The shooting of St. Louis police officer Norvelle Brown last week and the arrest today of those allegedly involved in his death is a tragic, graphic — and, ultimately, accurate illustration of life in some urban neighborhoods. Three young men who should have been somewhere else, with two guns they should never have had, encountered a young St. Louis police officer who was doing exactly what he should have been doing. In a few seconds that will be examined and re-examined by their families, friends, lawyers, and, likely, jurors, four lives were changed forever.
There’s plenty for a City and its residents to think about.
There’s too many guns out there. Too many young men and women have too little preparation for the lives we expect them to lead. Too few parents know or care where their children are at night. There’s not enough hope and too few economic opportunities to go around. Apathy and fear hinder many attempts to make neighborhoods better and safer.
But there’s also Norvelle Brown, from the very same neighborhoods, who graduated from high school and earned a badge and a good job patrolling by his own choice the streets on which he was raised. And those people involved in his killing were quickly identified by an outraged community and taken into police custody. Norvelle Brown himself spent part of his free time coaching and mentoring other young people from the neighborhoods who will also graduate from high school and go on to productive careers and lives as good parents. And hundreds of other men and women like Norvelle Brown do the same things.
What decision put four young lives into the same alley — with guns that night, instead of into a gym or a library? Whatever it was, we all need to do some things very differently in the future.

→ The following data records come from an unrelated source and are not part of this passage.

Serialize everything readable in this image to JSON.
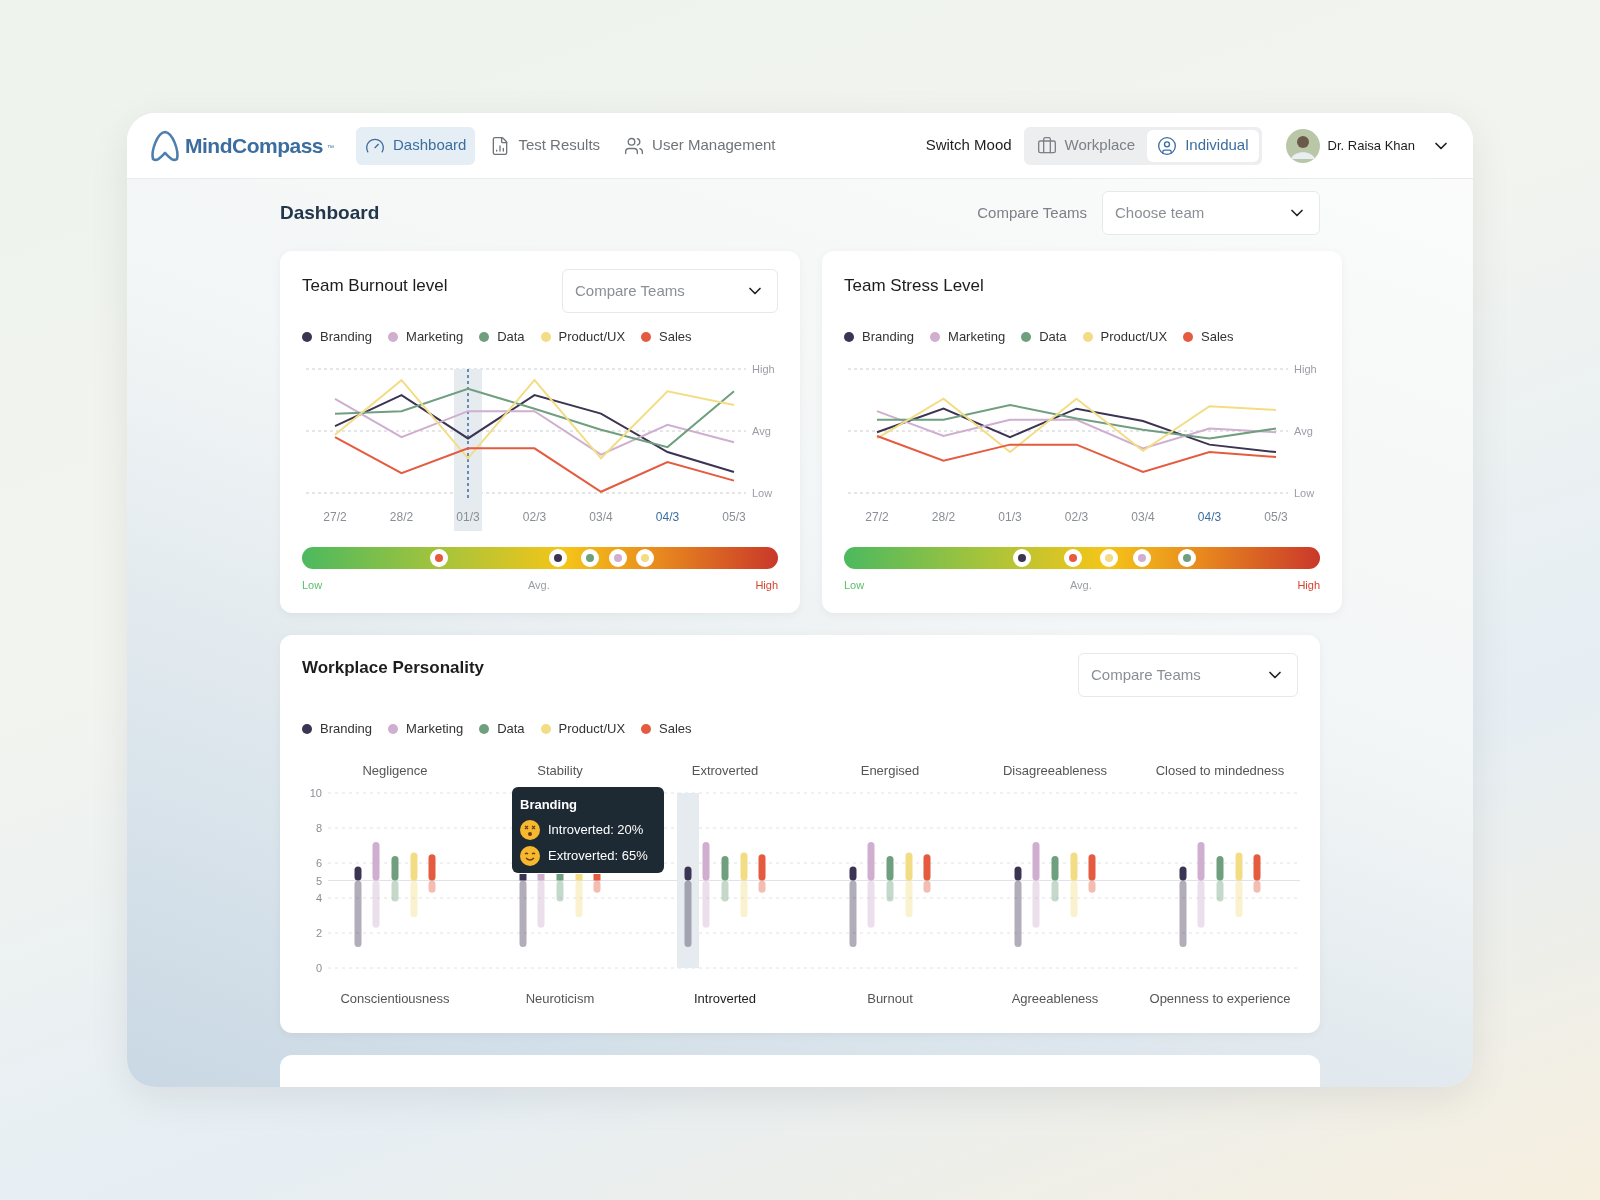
{
  "header": {
    "logo": {
      "name": "MindCompass",
      "mark": "™"
    },
    "nav": [
      {
        "label": "Dashboard",
        "selected": true
      },
      {
        "label": "Test Results",
        "selected": false
      },
      {
        "label": "User Management",
        "selected": false
      }
    ],
    "mood_label": "Switch Mood",
    "mood_options": [
      {
        "label": "Workplace",
        "selected": false
      },
      {
        "label": "Individual",
        "selected": true
      }
    ],
    "user": {
      "name": "Dr. Raisa Khan"
    }
  },
  "page": {
    "title": "Dashboard",
    "compare_label": "Compare Teams",
    "team_select": {
      "placeholder": "Choose team"
    }
  },
  "cards": [
    {
      "title": "Team Burnout level",
      "select": {
        "placeholder": "Compare Teams"
      },
      "legend": [
        {
          "label": "Branding",
          "color": "#3b3452"
        },
        {
          "label": "Marketing",
          "color": "#cfaed0"
        },
        {
          "label": "Data",
          "color": "#6f9f7e"
        },
        {
          "label": "Product/UX",
          "color": "#f2dd85"
        },
        {
          "label": "Sales",
          "color": "#e45b3f"
        }
      ],
      "y_labels": [
        "High",
        "Avg",
        "Low"
      ],
      "x_labels": [
        {
          "label": "27/2",
          "hovered": false,
          "selected": false
        },
        {
          "label": "28/2",
          "hovered": false,
          "selected": false
        },
        {
          "label": "01/3",
          "hovered": true,
          "selected": false
        },
        {
          "label": "02/3",
          "hovered": false,
          "selected": false
        },
        {
          "label": "03/4",
          "hovered": false,
          "selected": false
        },
        {
          "label": "04/3",
          "hovered": false,
          "selected": true
        },
        {
          "label": "05/3",
          "hovered": false,
          "selected": false
        }
      ],
      "meter": {
        "labels": [
          "Low",
          "Avg.",
          "High"
        ],
        "markers": [
          {
            "color": "#e45b3f"
          },
          {
            "color": "#3b3452"
          },
          {
            "color": "#6f9f7e"
          },
          {
            "color": "#cfaed0"
          },
          {
            "color": "#f2dd85"
          }
        ]
      }
    },
    {
      "title": "Team Stress Level",
      "legend": [
        {
          "label": "Branding",
          "color": "#3b3452"
        },
        {
          "label": "Marketing",
          "color": "#cfaed0"
        },
        {
          "label": "Data",
          "color": "#6f9f7e"
        },
        {
          "label": "Product/UX",
          "color": "#f2dd85"
        },
        {
          "label": "Sales",
          "color": "#e45b3f"
        }
      ],
      "y_labels": [
        "High",
        "Avg",
        "Low"
      ],
      "x_labels": [
        {
          "label": "27/2",
          "hovered": false,
          "selected": false
        },
        {
          "label": "28/2",
          "hovered": false,
          "selected": false
        },
        {
          "label": "01/3",
          "hovered": false,
          "selected": false
        },
        {
          "label": "02/3",
          "hovered": false,
          "selected": false
        },
        {
          "label": "03/4",
          "hovered": false,
          "selected": false
        },
        {
          "label": "04/3",
          "hovered": false,
          "selected": true
        },
        {
          "label": "05/3",
          "hovered": false,
          "selected": false
        }
      ],
      "meter": {
        "labels": [
          "Low",
          "Avg.",
          "High"
        ],
        "markers": [
          {
            "color": "#3b3452"
          },
          {
            "color": "#e45b3f"
          },
          {
            "color": "#f2dd85"
          },
          {
            "color": "#cfaed0"
          },
          {
            "color": "#6f9f7e"
          }
        ]
      }
    }
  ],
  "personality": {
    "title": "Workplace Personality",
    "select": {
      "placeholder": "Compare Teams"
    },
    "legend": [
      {
        "label": "Branding",
        "color": "#3b3452"
      },
      {
        "label": "Marketing",
        "color": "#cfaed0"
      },
      {
        "label": "Data",
        "color": "#6f9f7e"
      },
      {
        "label": "Product/UX",
        "color": "#f2dd85"
      },
      {
        "label": "Sales",
        "color": "#e45b3f"
      }
    ],
    "top_labels": [
      "Negligence",
      "Stability",
      "Extroverted",
      "Energised",
      "Disagreeableness",
      "Closed to mindedness"
    ],
    "y_labels": [
      "10",
      "8",
      "6",
      "5",
      "4",
      "2",
      "0"
    ],
    "bottom_labels": [
      {
        "label": "Conscientiousness",
        "hovered": false
      },
      {
        "label": "Neuroticism",
        "hovered": false
      },
      {
        "label": "Introverted",
        "hovered": true
      },
      {
        "label": "Burnout",
        "hovered": false
      },
      {
        "label": "Agreeableness",
        "hovered": false
      },
      {
        "label": "Openness to experience",
        "hovered": false
      }
    ],
    "tooltip": {
      "title": "Branding",
      "lines": [
        {
          "kind": "dizzy",
          "text": "Introverted: 20%"
        },
        {
          "kind": "smiling",
          "text": "Extroverted: 65%"
        }
      ]
    }
  }
}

Let’s take every opportunity to get guns off our streets; let’s spare no effort to improve schools for our kids or to involve more parents in their children’s lives; let’s identify more and better economic opportunities for City residents; and let’s nurture the strong, swift community resolve against criminal behavior that Officer Brown’s death engendered.
If we do not, then nothing changes — and life will stay the same.